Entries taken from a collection
------------------------------------------------------------
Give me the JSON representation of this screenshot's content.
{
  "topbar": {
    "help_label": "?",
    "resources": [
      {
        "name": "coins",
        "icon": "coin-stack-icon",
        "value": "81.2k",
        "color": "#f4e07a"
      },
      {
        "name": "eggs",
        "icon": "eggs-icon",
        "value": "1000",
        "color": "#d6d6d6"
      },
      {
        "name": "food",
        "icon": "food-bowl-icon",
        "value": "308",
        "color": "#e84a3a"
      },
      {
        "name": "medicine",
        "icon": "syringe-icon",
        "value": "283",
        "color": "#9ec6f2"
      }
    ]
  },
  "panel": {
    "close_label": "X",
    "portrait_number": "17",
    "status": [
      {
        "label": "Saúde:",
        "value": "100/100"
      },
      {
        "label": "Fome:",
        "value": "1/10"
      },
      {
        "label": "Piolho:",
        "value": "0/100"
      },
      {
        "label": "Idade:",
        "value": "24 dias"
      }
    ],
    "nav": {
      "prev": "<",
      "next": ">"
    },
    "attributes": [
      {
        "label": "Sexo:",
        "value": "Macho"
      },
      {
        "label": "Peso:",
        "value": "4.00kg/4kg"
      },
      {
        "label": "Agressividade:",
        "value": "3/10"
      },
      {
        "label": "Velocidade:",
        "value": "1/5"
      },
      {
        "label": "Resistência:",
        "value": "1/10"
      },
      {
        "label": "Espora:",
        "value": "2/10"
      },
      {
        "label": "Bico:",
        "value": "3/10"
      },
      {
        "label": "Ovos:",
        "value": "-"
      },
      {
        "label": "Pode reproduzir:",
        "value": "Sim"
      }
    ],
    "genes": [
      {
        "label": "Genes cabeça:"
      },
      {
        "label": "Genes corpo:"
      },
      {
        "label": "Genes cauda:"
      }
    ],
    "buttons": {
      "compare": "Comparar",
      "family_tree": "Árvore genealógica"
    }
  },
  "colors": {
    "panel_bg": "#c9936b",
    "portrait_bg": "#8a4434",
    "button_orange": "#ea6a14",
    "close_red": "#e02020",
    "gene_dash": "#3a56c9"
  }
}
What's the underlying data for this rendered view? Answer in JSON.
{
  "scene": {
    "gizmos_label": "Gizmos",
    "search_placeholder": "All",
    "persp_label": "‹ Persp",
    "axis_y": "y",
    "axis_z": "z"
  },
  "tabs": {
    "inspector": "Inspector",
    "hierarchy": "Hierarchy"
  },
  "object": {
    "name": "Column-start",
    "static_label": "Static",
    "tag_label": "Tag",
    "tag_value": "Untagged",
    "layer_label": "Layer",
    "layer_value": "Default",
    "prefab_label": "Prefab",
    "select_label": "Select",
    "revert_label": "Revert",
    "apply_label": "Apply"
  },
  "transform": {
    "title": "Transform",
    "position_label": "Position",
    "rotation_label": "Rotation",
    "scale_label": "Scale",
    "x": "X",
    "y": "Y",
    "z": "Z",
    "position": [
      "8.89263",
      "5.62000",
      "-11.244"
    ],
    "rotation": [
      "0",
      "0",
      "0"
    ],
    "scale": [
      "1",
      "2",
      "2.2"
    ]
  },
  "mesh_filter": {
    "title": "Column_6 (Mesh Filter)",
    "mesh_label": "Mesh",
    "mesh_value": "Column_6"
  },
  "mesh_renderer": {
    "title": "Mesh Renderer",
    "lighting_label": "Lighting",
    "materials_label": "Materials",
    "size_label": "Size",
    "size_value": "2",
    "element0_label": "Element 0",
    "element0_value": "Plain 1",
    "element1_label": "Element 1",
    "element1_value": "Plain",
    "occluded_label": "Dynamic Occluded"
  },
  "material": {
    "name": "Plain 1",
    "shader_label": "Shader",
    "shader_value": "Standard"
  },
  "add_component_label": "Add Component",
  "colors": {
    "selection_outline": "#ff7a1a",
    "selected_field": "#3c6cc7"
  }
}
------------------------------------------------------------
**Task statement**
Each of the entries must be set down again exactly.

**Response for this exercise**
Give me the JSON representation of this screenshot's content.
{
  "topbar": {
    "help_label": "?",
    "resources": [
      {
        "name": "coins",
        "icon": "coin-stack-icon",
        "value": "81.2k",
        "color": "#f4e07a"
      },
      {
        "name": "eggs",
        "icon": "eggs-icon",
        "value": "1000",
        "color": "#d6d6d6"
      },
      {
        "name": "food",
        "icon": "food-bowl-icon",
        "value": "308",
        "color": "#e84a3a"
      },
      {
        "name": "medicine",
        "icon": "syringe-icon",
        "value": "283",
        "color": "#9ec6f2"
      }
    ]
  },
  "panel": {
    "close_label": "X",
    "portrait_number": "17",
    "status": [
      {
        "label": "Saúde:",
        "value": "100/100"
      },
      {
        "label": "Fome:",
        "value": "1/10"
      },
      {
        "label": "Piolho:",
        "value": "0/100"
      },
      {
        "label": "Idade:",
        "value": "24 dias"
      }
    ],
    "nav": {
      "prev": "<",
      "next": ">"
    },
    "attributes": [
      {
        "label": "Sexo:",
        "value": "Macho"
      },
      {
        "label": "Peso:",
        "value": "4.00kg/4kg"
      },
      {
        "label": "Agressividade:",
        "value": "3/10"
      },
      {
        "label": "Velocidade:",
        "value": "1/5"
      },
      {
        "label": "Resistência:",
        "value": "1/10"
      },
      {
        "label": "Espora:",
        "value": "2/10"
      },
      {
        "label": "Bico:",
        "value": "3/10"
      },
      {
        "label": "Ovos:",
        "value": "-"
      },
      {
        "label": "Pode reproduzir:",
        "value": "Sim"
      }
    ],
    "genes": [
      {
        "label": "Genes cabeça:"
      },
      {
        "label": "Genes corpo:"
      },
      {
        "label": "Genes cauda:"
      }
    ],
    "buttons": {
      "compare": "Comparar",
      "family_tree": "Árvore genealógica"
    }
  },
  "colors": {
    "panel_bg": "#c9936b",
    "portrait_bg": "#8a4434",
    "button_orange": "#ea6a14",
    "close_red": "#e02020",
    "gene_dash": "#3a56c9"
  }
}
What's the underlying data for this rendered view? Answer in JSON.
{
  "scene": {
    "gizmos_label": "Gizmos",
    "search_placeholder": "All",
    "persp_label": "‹ Persp",
    "axis_y": "y",
    "axis_z": "z"
  },
  "tabs": {
    "inspector": "Inspector",
    "hierarchy": "Hierarchy"
  },
  "object": {
    "name": "Column-start",
    "static_label": "Static",
    "tag_label": "Tag",
    "tag_value": "Untagged",
    "layer_label": "Layer",
    "layer_value": "Default",
    "prefab_label": "Prefab",
    "select_label": "Select",
    "revert_label": "Revert",
    "apply_label": "Apply"
  },
  "transform": {
    "title": "Transform",
    "position_label": "Position",
    "rotation_label": "Rotation",
    "scale_label": "Scale",
    "x": "X",
    "y": "Y",
    "z": "Z",
    "position": [
      "8.89263",
      "5.62000",
      "-11.244"
    ],
    "rotation": [
      "0",
      "0",
      "0"
    ],
    "scale": [
      "1",
      "2",
      "2.2"
    ]
  },
  "mesh_filter": {
    "title": "Column_6 (Mesh Filter)",
    "mesh_label": "Mesh",
    "mesh_value": "Column_6"
  },
  "mesh_renderer": {
    "title": "Mesh Renderer",
    "lighting_label": "Lighting",
    "materials_label": "Materials",
    "size_label": "Size",
    "size_value": "2",
    "element0_label": "Element 0",
    "element0_value": "Plain 1",
    "element1_label": "Element 1",
    "element1_value": "Plain",
    "occluded_label": "Dynamic Occluded"
  },
  "material": {
    "name": "Plain 1",
    "shader_label": "Shader",
    "shader_value": "Standard"
  },
  "add_component_label": "Add Component",
  "colors": {
    "selection_outline": "#ff7a1a",
    "selected_field": "#3c6cc7"
  }
}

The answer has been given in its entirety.